"That flight is no fun,'' Wuertz said, referring to the trip from Chicago to Des Moines, Iowa.
Here are surprising numbers: In parts of four seasons, the unsung Wuertz has struck out 167 while allowing only 118 hits in 148 2/3 innings. He's not blessed with a mid-90s fastball, so he's not going to be appreciated until he has built a volume of work. But there's no reason he can't be a better version of Shigetoshi Hasegawa, who did good work for Piniella in Seattle.
Marmol, who struck out 10 in 5 1/3 innings for Iowa on Saturday, could also evolve into a bullpen weapon.
4. Tim Wilken is the Cubs' secret weapon.
No team in the majors has had more high draft picks the last 20 years, and there hasn't been nearly enough to show for them. Wilken, highly respected for his work in Toronto and Tampa Bay, replaced John Stockstill as scouting director in 2006 and got terrific results in his first draft.
Hendry left Wilken without a second-, third- or fourth-round pick after signing ranked free agents Jones, Howry and Eyre, yet Wilken worked wonders. Samardzija, the Notre Dame wide receiver who would have been a high NFL pick if the Cubs hadn't money-whipped him, has No. 1 starter stuff. Colvin, a left-handed hitting outfielder, could join Samardzija in moving fast and arriving with an impact. Chris Huseby, Drew Rundle and Billy Muldowney could also turn out to be excellent middle-round picks.

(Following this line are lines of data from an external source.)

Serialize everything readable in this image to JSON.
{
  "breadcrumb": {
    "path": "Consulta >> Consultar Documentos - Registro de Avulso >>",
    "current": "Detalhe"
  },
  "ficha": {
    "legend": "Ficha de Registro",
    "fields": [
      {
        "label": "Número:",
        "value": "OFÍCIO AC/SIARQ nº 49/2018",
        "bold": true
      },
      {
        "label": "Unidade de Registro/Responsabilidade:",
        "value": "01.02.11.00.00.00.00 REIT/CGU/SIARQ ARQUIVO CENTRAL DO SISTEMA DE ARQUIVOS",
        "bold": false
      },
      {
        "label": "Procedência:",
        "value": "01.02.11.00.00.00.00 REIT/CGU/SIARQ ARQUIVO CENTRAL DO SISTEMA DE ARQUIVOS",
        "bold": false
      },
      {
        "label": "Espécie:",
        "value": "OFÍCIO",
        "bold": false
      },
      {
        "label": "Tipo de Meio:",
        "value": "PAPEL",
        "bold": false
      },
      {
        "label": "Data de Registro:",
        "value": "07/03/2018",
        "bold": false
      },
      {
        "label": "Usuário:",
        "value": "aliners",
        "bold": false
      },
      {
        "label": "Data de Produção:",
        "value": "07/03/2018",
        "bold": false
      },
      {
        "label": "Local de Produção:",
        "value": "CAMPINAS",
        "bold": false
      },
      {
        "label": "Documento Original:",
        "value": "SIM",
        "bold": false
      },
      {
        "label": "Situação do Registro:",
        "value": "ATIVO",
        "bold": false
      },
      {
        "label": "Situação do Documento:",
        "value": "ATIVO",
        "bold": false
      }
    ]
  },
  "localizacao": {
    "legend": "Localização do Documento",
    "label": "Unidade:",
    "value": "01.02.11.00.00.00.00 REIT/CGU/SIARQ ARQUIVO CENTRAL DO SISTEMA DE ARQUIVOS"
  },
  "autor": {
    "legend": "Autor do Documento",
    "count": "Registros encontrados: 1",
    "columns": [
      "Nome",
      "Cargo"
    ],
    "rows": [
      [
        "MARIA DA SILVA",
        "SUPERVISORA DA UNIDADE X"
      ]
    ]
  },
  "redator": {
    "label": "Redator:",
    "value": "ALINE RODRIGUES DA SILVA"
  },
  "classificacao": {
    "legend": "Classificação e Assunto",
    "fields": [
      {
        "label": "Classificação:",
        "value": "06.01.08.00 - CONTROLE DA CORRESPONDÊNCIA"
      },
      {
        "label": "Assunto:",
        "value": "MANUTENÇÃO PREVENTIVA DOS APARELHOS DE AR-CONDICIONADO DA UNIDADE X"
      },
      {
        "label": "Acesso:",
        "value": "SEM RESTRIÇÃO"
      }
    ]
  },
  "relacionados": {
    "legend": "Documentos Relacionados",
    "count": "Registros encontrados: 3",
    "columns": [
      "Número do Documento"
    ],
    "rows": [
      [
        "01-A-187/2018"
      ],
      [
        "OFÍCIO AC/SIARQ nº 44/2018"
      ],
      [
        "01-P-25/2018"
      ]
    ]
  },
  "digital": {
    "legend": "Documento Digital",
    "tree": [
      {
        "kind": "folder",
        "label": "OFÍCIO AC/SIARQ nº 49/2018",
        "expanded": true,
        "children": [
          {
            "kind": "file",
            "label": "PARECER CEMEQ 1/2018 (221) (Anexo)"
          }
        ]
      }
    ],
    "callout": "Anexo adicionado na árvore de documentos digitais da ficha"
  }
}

Wilken will operate with the third overall pick this year. That's a very good thing.
5. Winning matters.
After the Cubs reached the doorstep of the World Series in 2003, ownership/management expected Wood, Prior and Greg Maddux to do more than their share of heavy lifting. Hendry and then-club president Andy MacPhail didn't push for an increased payroll after a disappointing 2004, allowing Baker to be handicapped by the $17 million that had to be spent to sever ties with Sammy Sosa.
Not even the White Sox's winning the 2005 World Series seemed to cause the Cubs much pain. But things changed when the Sox finished ahead of the Cubs in radio/TV ratings last season. There was a culture shift in the front office after John McDonough replaced MacPhail as president in October, and it was that shift that prompted Piniella to make Wrigley Field what he says will be the final stop of his career.
With Tribune Company purchaser Sam Zell putting the team up for sale, details about the future are shaky, but not the direction. The team is going to wind up in the hands of a Chicago-based group with deep roots and -- like the Tribune in 1981 -- the goal will be to win as quickly as possible. Hendry (or his successor, if 2007 winds up a flop) should have more money to spend next winter.
Phil Rogers is the national baseball writer for the Chicago Tribune, which has a Web site at www.chicagosports.com. His book, "Say It's So," a story about the 2005 White Sox, is available at bookstores, through amazon.com or by direct order from Triumph Books (800-222-4657).